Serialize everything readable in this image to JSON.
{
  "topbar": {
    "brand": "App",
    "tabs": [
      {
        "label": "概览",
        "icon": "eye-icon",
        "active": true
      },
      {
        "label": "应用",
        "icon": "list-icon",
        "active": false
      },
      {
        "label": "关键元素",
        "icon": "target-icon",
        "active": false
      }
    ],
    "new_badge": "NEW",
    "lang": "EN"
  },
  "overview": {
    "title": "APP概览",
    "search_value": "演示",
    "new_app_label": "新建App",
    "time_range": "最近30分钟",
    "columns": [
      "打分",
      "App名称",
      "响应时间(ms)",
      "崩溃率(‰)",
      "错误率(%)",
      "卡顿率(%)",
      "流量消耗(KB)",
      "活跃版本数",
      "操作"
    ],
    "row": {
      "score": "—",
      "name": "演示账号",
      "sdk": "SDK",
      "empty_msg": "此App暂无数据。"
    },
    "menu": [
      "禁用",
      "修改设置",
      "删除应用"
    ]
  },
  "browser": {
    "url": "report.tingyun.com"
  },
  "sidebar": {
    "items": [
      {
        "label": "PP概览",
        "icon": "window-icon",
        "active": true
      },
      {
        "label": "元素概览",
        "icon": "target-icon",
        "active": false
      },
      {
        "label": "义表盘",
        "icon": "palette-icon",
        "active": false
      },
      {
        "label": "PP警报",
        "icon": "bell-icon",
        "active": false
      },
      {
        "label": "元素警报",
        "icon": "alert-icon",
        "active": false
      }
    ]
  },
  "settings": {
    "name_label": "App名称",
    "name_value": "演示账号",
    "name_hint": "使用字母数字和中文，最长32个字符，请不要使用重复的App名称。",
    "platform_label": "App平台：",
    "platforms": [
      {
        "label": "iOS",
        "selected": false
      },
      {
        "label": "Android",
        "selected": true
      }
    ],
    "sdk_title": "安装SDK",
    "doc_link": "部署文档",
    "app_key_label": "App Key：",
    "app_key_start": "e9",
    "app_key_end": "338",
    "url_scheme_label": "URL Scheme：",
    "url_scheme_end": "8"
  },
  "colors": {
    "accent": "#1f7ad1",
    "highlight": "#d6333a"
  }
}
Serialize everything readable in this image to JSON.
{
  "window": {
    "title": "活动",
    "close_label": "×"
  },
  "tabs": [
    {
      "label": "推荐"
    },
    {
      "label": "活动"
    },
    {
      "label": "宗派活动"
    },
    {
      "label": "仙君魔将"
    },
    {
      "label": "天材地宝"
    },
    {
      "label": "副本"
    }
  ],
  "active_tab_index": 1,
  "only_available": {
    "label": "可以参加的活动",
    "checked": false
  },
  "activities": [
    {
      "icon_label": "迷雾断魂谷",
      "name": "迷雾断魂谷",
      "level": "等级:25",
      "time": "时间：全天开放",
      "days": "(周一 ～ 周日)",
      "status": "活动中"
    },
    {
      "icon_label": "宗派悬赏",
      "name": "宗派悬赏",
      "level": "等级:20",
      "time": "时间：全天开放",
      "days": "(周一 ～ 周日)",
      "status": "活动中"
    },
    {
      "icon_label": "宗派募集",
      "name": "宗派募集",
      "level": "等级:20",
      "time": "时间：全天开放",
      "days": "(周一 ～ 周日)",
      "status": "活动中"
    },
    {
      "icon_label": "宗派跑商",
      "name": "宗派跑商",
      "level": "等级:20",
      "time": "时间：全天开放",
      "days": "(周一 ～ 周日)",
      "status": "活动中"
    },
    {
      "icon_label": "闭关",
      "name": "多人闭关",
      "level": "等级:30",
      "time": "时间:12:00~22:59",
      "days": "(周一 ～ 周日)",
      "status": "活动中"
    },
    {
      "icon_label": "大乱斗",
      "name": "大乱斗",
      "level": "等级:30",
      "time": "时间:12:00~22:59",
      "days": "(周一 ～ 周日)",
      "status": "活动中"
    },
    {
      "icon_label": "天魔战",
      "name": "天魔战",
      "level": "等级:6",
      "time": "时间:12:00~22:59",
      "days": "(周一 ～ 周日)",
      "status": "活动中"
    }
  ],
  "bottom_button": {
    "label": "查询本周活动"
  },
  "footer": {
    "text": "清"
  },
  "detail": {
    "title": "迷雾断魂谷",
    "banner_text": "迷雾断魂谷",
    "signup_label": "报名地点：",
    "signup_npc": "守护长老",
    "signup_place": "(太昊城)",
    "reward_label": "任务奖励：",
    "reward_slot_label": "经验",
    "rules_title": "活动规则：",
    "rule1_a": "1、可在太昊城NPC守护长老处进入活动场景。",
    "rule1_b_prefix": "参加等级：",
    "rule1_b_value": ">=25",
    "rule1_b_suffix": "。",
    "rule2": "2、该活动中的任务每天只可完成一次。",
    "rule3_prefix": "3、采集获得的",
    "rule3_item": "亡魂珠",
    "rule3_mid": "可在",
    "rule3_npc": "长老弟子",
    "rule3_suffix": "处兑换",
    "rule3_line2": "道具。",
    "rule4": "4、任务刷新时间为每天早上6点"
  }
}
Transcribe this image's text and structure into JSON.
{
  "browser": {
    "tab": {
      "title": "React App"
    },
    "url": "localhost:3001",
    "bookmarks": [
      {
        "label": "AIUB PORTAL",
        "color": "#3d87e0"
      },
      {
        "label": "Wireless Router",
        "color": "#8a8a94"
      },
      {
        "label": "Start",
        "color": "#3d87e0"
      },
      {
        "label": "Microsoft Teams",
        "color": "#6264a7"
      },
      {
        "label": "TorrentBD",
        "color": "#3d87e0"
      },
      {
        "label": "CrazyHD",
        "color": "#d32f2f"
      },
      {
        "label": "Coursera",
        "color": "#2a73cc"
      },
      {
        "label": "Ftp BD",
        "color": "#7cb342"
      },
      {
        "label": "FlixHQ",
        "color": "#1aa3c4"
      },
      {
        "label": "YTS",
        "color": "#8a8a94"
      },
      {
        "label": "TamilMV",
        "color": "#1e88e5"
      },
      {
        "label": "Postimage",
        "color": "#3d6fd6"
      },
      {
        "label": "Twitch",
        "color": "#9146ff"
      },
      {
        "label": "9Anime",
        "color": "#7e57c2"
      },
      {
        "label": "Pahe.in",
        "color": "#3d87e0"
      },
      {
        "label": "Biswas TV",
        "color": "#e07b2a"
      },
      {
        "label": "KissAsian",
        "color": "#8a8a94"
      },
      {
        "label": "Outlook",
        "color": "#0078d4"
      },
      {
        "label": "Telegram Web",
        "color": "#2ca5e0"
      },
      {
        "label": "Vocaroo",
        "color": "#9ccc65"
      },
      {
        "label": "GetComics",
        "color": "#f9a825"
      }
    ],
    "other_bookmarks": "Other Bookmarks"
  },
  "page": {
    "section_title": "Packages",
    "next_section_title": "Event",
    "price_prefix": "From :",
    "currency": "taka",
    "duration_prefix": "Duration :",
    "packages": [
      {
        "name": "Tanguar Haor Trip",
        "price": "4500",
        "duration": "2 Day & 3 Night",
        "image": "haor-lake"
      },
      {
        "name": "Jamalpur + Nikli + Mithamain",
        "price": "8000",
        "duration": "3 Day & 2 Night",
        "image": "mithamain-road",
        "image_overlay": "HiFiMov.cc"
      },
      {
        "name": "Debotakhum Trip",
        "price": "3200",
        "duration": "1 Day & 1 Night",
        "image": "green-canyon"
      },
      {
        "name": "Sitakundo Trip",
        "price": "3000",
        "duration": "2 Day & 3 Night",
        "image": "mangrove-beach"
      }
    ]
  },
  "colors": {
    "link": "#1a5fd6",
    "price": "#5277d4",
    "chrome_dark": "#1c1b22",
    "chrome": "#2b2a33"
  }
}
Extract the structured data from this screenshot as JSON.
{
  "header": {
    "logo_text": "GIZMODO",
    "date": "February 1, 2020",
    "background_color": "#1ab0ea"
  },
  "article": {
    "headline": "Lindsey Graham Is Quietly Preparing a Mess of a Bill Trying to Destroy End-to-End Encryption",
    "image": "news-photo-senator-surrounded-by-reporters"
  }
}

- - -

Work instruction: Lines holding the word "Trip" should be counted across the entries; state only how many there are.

Final answer: 3